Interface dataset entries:

- Opening Delimiter -

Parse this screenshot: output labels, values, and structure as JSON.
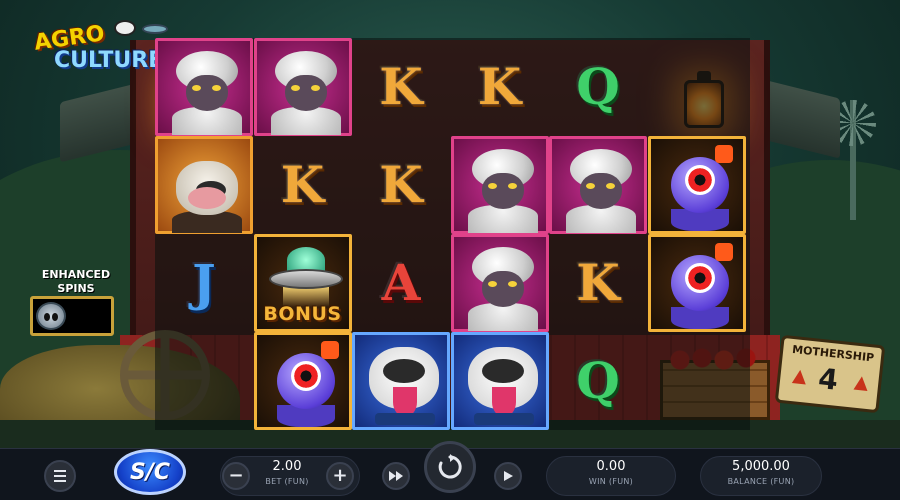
{
  "game": {
    "logo_line1": "AGRO",
    "logo_line2": "CULTURE"
  },
  "enhanced_spins": {
    "title_line1": "ENHANCED",
    "title_line2": "SPINS"
  },
  "reels": {
    "columns": [
      [
        "sheep",
        "cow",
        "J",
        "blank"
      ],
      [
        "sheep",
        "K",
        "bonus",
        "alien"
      ],
      [
        "K",
        "K",
        "A",
        "dog"
      ],
      [
        "K",
        "sheep",
        "sheep",
        "dog"
      ],
      [
        "Q",
        "sheep",
        "K",
        "Q"
      ],
      [
        "blank",
        "alien",
        "alien",
        "blank"
      ]
    ]
  },
  "bonus_symbol": {
    "label": "BONUS"
  },
  "sign": {
    "label": "MOTHERSHIP",
    "number": "4"
  },
  "controls": {
    "sc_label": "S/C",
    "minus": "−",
    "plus": "+",
    "bet_value": "2.00",
    "bet_label": "BET (FUN)",
    "win_value": "0.00",
    "win_label": "WIN (FUN)",
    "balance_value": "5,000.00",
    "balance_label": "BALANCE (FUN)"
  },
  "icons": {
    "menu": "hamburger-menu-icon",
    "fast_forward": "fast-forward-icon",
    "spin": "spin-refresh-icon",
    "autoplay": "play-icon",
    "enhanced": "alien-head-icon"
  },
  "colors": {
    "sc_button": "#1440c8",
    "bar_background": "#10151d",
    "bonus_text": "#f5b63a"
  }
}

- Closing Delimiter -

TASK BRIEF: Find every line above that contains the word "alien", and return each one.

ANSWER BOX:
        "alien"
        "alien",
        "alien",
    "enhanced": "alien-head-icon"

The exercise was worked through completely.